Test 1: (Running on 1 host separate cluster/storage LUN for testing)
4 vCPUs (2 socket/2core) + 8GB RAM (4GB reservation)
- This configuration is showing "spikes" of high CPU RDY and CO-STOP. By spikes I mean that when I have ESXTOP refreshing at 2 second intervals, I will see this spike occur for an interval and then "recover" when the next refresh cycles. The CPU Load AVG is usually around .90-1.09. I changed out the LSI scsi adapater to a PVSCSI adapter to see if I could save some CPU cycles. Using this setup it takes my vCPU:pCPU ratio to 6:1 @ 40 VMs per host. I also see pretty bad NUMA numbers (like 8-14 of the 40 VMs will be below 70% of the N%L metric..with some of those down below 20%). I can not go below 40 VMs per host or I will not have enough hardware to support my environment.
Test 2: (going to start next week)
3vCPU (1 socket/3 core) + 8GB RAM (4GB reservation)
- Has anyone run 3vCPU with Win10 1709/1809? Any thoughts on this configuration? It would allow me to go to, at worst I hope, a 5:1 vCPU to pCPU ratio at 40 VMs per host. I am considering using a PVSCSI adapter for this as well just to see if I can save any CPU cycles at all.
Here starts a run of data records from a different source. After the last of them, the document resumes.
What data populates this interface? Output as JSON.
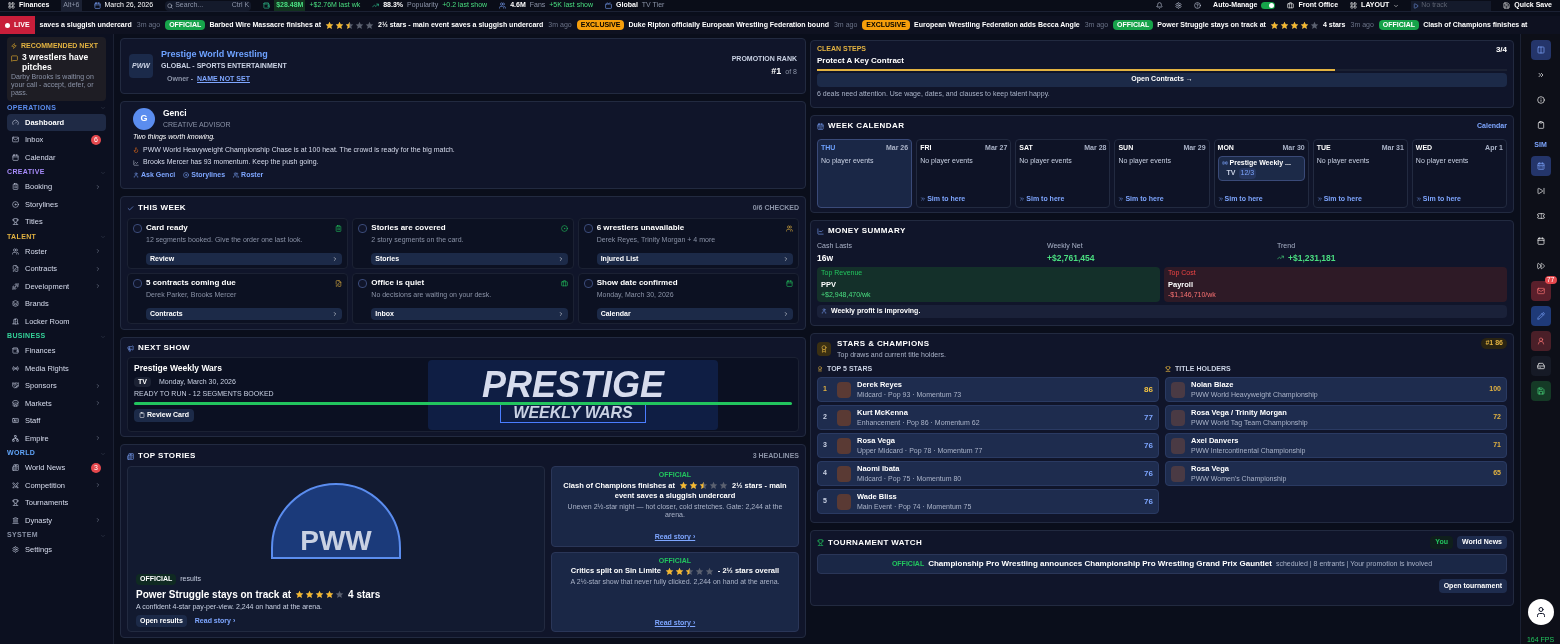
{
  "topbar": {
    "section": "Finances",
    "shortcut": "Alt+6",
    "date": "March 26, 2026",
    "search": {
      "placeholder": "Search...",
      "shortcut": "Ctrl K"
    },
    "stats": [
      {
        "value": "$28.48M",
        "delta": "+$2.76M last wk"
      },
      {
        "value": "88.3%",
        "label": "Popularity",
        "delta": "+0.2 last show"
      },
      {
        "value": "4.6M",
        "label": "Fans",
        "delta": "+5K last show"
      },
      {
        "value": "Global",
        "label": "TV Tier"
      }
    ],
    "auto_manage": {
      "label": "Auto-Manage",
      "on": true
    },
    "front_office": "Front Office",
    "layout": "LAYOUT",
    "track": {
      "placeholder": "No track"
    },
    "quick_save": "Quick Save"
  },
  "ticker": {
    "live": "LIVE",
    "items": [
      {
        "before": "saves a sluggish undercard",
        "time": "3m ago"
      },
      {
        "kind": "official",
        "tag": "OFFICIAL",
        "before": "Barbed Wire Massacre finishes at",
        "stars": 2.5,
        "after": "2½ stars - main event saves a sluggish undercard",
        "time": "3m ago"
      },
      {
        "kind": "exclusive",
        "tag": "EXCLUSIVE",
        "before": "Duke Ripton officially European Wrestling Federation bound",
        "time": "3m ago"
      },
      {
        "kind": "exclusive",
        "tag": "EXCLUSIVE",
        "before": "European Wrestling Federation adds Becca Angle",
        "time": "3m ago"
      },
      {
        "kind": "official",
        "tag": "OFFICIAL",
        "before": "Power Struggle stays on track at",
        "stars": 4,
        "after": "4 stars",
        "time": "3m ago"
      },
      {
        "kind": "official",
        "tag": "OFFICIAL",
        "before": "Clash of Champions finishes at"
      }
    ]
  },
  "sidebar": {
    "recommended": {
      "label": "RECOMMENDED NEXT",
      "title": "3 wrestlers have pitches",
      "text": "Darby Brooks is waiting on your call - accept, defer, or pass."
    },
    "sections": [
      {
        "label": "OPERATIONS",
        "items": [
          {
            "label": "Dashboard",
            "selected": true,
            "submenu": false
          },
          {
            "label": "Inbox",
            "selected": false,
            "submenu": false,
            "badge": "6"
          },
          {
            "label": "Calendar",
            "selected": false,
            "submenu": false
          }
        ]
      },
      {
        "label": "CREATIVE",
        "items": [
          {
            "label": "Booking",
            "selected": false,
            "submenu": true
          },
          {
            "label": "Storylines",
            "selected": false,
            "submenu": false
          },
          {
            "label": "Titles",
            "selected": false,
            "submenu": false
          }
        ]
      },
      {
        "label": "TALENT",
        "items": [
          {
            "label": "Roster",
            "selected": false,
            "submenu": true
          },
          {
            "label": "Contracts",
            "selected": false,
            "submenu": true
          },
          {
            "label": "Development",
            "selected": false,
            "submenu": true
          },
          {
            "label": "Brands",
            "selected": false,
            "submenu": false
          },
          {
            "label": "Locker Room",
            "selected": false,
            "submenu": false
          }
        ]
      },
      {
        "label": "BUSINESS",
        "items": [
          {
            "label": "Finances",
            "selected": false,
            "submenu": false
          },
          {
            "label": "Media Rights",
            "selected": false,
            "submenu": false
          },
          {
            "label": "Sponsors",
            "selected": false,
            "submenu": true
          },
          {
            "label": "Markets",
            "selected": false,
            "submenu": true
          },
          {
            "label": "Staff",
            "selected": false,
            "submenu": false
          },
          {
            "label": "Empire",
            "selected": false,
            "submenu": true
          }
        ]
      },
      {
        "label": "WORLD",
        "items": [
          {
            "label": "World News",
            "selected": false,
            "submenu": false,
            "badge": "3"
          },
          {
            "label": "Competition",
            "selected": false,
            "submenu": true
          },
          {
            "label": "Tournaments",
            "selected": false,
            "submenu": false
          },
          {
            "label": "Dynasty",
            "selected": false,
            "submenu": true
          }
        ]
      },
      {
        "label": "SYSTEM",
        "items": [
          {
            "label": "Settings",
            "selected": false,
            "submenu": false
          }
        ]
      }
    ]
  },
  "promotion": {
    "logo": "PWW",
    "name": "Prestige World Wrestling",
    "subtitle": "GLOBAL - SPORTS ENTERTAINMENT",
    "owner_label": "Owner -",
    "owner": "NAME NOT SET",
    "rank_label": "PROMOTION RANK",
    "rank": "#1",
    "rank_of": "of 8"
  },
  "advisor": {
    "initial": "G",
    "name": "Genci",
    "role": "CREATIVE ADVISOR",
    "intro": "Two things worth knowing.",
    "notes": [
      "PWW World Heavyweight Championship Chase is at 100 heat. The crowd is ready for the big match.",
      "Brooks Mercer has 93 momentum. Keep the push going."
    ],
    "links": [
      "Ask Genci",
      "Storylines",
      "Roster"
    ]
  },
  "this_week": {
    "title": "THIS WEEK",
    "count": "0/6 CHECKED",
    "tasks": [
      {
        "title": "Card ready",
        "detail": "12 segments booked. Give the order one last look.",
        "action": "Review",
        "checked": false
      },
      {
        "title": "Stories are covered",
        "detail": "2 story segments on the card.",
        "action": "Stories",
        "checked": false
      },
      {
        "title": "6 wrestlers unavailable",
        "detail": "Derek Reyes, Trinity Morgan + 4 more",
        "action": "Injured List",
        "checked": false
      },
      {
        "title": "5 contracts coming due",
        "detail": "Derek Parker, Brooks Mercer",
        "action": "Contracts",
        "checked": false
      },
      {
        "title": "Office is quiet",
        "detail": "No decisions are waiting on your desk.",
        "action": "Inbox",
        "checked": false
      },
      {
        "title": "Show date confirmed",
        "detail": "Monday, March 30, 2026",
        "action": "Calendar",
        "checked": false
      }
    ]
  },
  "next_show": {
    "title": "NEXT SHOW",
    "show": "Prestige Weekly Wars",
    "type": "TV",
    "date": "Monday, March 30, 2026",
    "status": "READY TO RUN - 12 SEGMENTS BOOKED",
    "level": 1,
    "button": "Review Card",
    "banner_title": "PRESTIGE",
    "banner_subtitle": "WEEKLY WARS"
  },
  "top_stories": {
    "title": "TOP STORIES",
    "count": "3 HEADLINES",
    "feature": {
      "logo": "PWW",
      "tag": "OFFICIAL",
      "category": "results",
      "before": "Power Struggle stays on track at",
      "stars": 4,
      "after": "4 stars",
      "summary": "A confident 4-star pay-per-view. 2,244 on hand at the arena.",
      "primary": "Open results",
      "link": "Read story ›"
    },
    "stories": [
      {
        "tag": "OFFICIAL",
        "before": "Clash of Champions finishes at",
        "stars": 2.5,
        "after": "2½ stars - main event saves a sluggish undercard",
        "summary": "Uneven 2½-star night — hot closer, cold stretches. Gate: 2,244 at the arena.",
        "link": "Read story ›"
      },
      {
        "tag": "OFFICIAL",
        "before": "Critics split on Sin Limite",
        "stars": 2.5,
        "after": "- 2½ stars overall",
        "summary": "A 2½-star show that never fully clicked. 2,244 on hand at the arena.",
        "link": "Read story ›"
      }
    ]
  },
  "clean_steps": {
    "label": "CLEAN STEPS",
    "title": "Protect A Key Contract",
    "progress": "3/4",
    "level": 0.75,
    "button": "Open Contracts →",
    "note": "6 deals need attention. Use wage, dates, and clauses to keep talent happy."
  },
  "week_calendar": {
    "title": "WEEK CALENDAR",
    "link": "Calendar",
    "days": [
      {
        "day": "THU",
        "date": "Mar 26",
        "selected": true,
        "text": "No player events"
      },
      {
        "day": "FRI",
        "date": "Mar 27",
        "selected": false,
        "text": "No player events",
        "sim": "Sim to here"
      },
      {
        "day": "SAT",
        "date": "Mar 28",
        "selected": false,
        "text": "No player events",
        "sim": "Sim to here"
      },
      {
        "day": "SUN",
        "date": "Mar 29",
        "selected": false,
        "text": "No player events",
        "sim": "Sim to here"
      },
      {
        "day": "MON",
        "date": "Mar 30",
        "selected": false,
        "event": {
          "title": "Prestige Weekly ...",
          "type": "TV",
          "badge": "12/3"
        },
        "sim": "Sim to here"
      },
      {
        "day": "TUE",
        "date": "Mar 31",
        "selected": false,
        "text": "No player events",
        "sim": "Sim to here"
      },
      {
        "day": "WED",
        "date": "Apr 1",
        "selected": false,
        "text": "No player events",
        "sim": "Sim to here"
      }
    ]
  },
  "money": {
    "title": "MONEY SUMMARY",
    "stats": [
      {
        "kind": "plain",
        "label": "Cash Lasts",
        "value": "16w"
      },
      {
        "kind": "positive",
        "label": "Weekly Net",
        "value": "+$2,761,454"
      },
      {
        "kind": "trend",
        "label": "Trend",
        "value": "+$1,231,181"
      }
    ],
    "revenue": {
      "label": "Top Revenue",
      "name": "PPV",
      "value": "+$2,948,470/wk"
    },
    "cost": {
      "label": "Top Cost",
      "name": "Payroll",
      "value": "-$1,146,710/wk"
    },
    "note": "Weekly profit is improving."
  },
  "stars_champions": {
    "title": "STARS & CHAMPIONS",
    "subtitle": "Top draws and current title holders.",
    "badge": "#1 86",
    "top_label": "TOP 5 STARS",
    "holders_label": "TITLE HOLDERS",
    "stars": [
      {
        "rank": "1",
        "name": "Derek Reyes",
        "detail": "Midcard · Pop 93 · Momentum 73",
        "score": "86"
      },
      {
        "rank": "2",
        "name": "Kurt McKenna",
        "detail": "Enhancement · Pop 86 · Momentum 62",
        "score": "77"
      },
      {
        "rank": "3",
        "name": "Rosa Vega",
        "detail": "Upper Midcard · Pop 78 · Momentum 77",
        "score": "76"
      },
      {
        "rank": "4",
        "name": "Naomi Ibata",
        "detail": "Midcard · Pop 75 · Momentum 80",
        "score": "76"
      },
      {
        "rank": "5",
        "name": "Wade Bliss",
        "detail": "Main Event · Pop 74 · Momentum 75",
        "score": "76"
      }
    ],
    "holders": [
      {
        "name": "Nolan Blaze",
        "title": "PWW World Heavyweight Championship",
        "score": "100"
      },
      {
        "name": "Rosa Vega / Trinity Morgan",
        "title": "PWW World Tag Team Championship",
        "score": "72"
      },
      {
        "name": "Axel Danvers",
        "title": "PWW Intercontinental Championship",
        "score": "71"
      },
      {
        "name": "Rosa Vega",
        "title": "PWW Women's Championship",
        "score": "65"
      }
    ]
  },
  "tournament": {
    "title": "TOURNAMENT WATCH",
    "filters": [
      {
        "label": "You",
        "selected": false
      },
      {
        "label": "World News",
        "selected": true
      }
    ],
    "item": {
      "tag": "OFFICIAL",
      "headline": "Championship Pro Wrestling announces Championship Pro Wrestling Grand Prix Gauntlet",
      "meta": "scheduled | 8 entrants | Your promotion is involved"
    },
    "button": "Open tournament"
  },
  "rail": {
    "label": "SIM",
    "top": [
      {
        "selected": true
      },
      {
        "selected": false
      },
      {
        "selected": false
      },
      {
        "selected": false
      }
    ],
    "sim": [
      {
        "selected": true
      },
      {
        "selected": false
      },
      {
        "selected": false
      },
      {
        "selected": false
      },
      {
        "selected": false
      }
    ],
    "actions": [
      {
        "color": "#5a1f2b",
        "badge": "77"
      },
      {
        "color": "#1f3a78"
      },
      {
        "color": "#4a1f28"
      },
      {
        "color": "#161a26"
      },
      {
        "color": "#153a26"
      }
    ]
  },
  "fps": "164 FPS"
}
Thoughts?
4vCPUs (1socket/4 core) + 8GB RAM (4GB reservation)
- I know that cores per socket etc...doesn't make much difference anymore. This will use the 6:1 vCPU to pCPU ratio again as I need at least 40VMs/host. Undecided on the SCSI adapter type. I don't expect this one to show any better results than Test 1 honestly. Thoughts?
Bottom line is that in my simple mind, 2vCPU + 6GB RAM is under-provisioned, and based on ESXTOP reviews, 4vCPU is over-subscribing our CPU resources and impacting NUMA. Customers have reported that 4vCPU does appear more responsive, and Stratusphere shows that CPU queues, logon times, and overall CPU performance on average are better. Again ESXTOP is showing that 4vCPU results in spikes of high RDY and CO-STOP occurring at fairly regular intervals, so I am concerned that this will start to show up at the end user side sooner than later. This is why I am thinking that 3vCPU may provide close the same performance gain as 4vCPU with a slightly lower impact to the back-end resources. Still it is hard to use 3vCPU as my binary mind wants to stick with 1-2-4-8 etc...
Any advice, feedback, or any crazy ideas/thoughts that I can try?
We disabled View Storage Accelerator when we switched over to the flash based SAN. I am thinking about turning it back on to see if it will help reduce the CPU utilization, of the hosts, during customer logon. I don't like the idea of slowing down Refresh/Recompose operations, but the flash SAN should make it more tolerable. Does anyone have any metrics on the amount of CPU utilization is reduced by using VSA? I am not worried about logon times as they are well within our expected baseline, it just looks like the majority of stress is during customer logon...for CPU.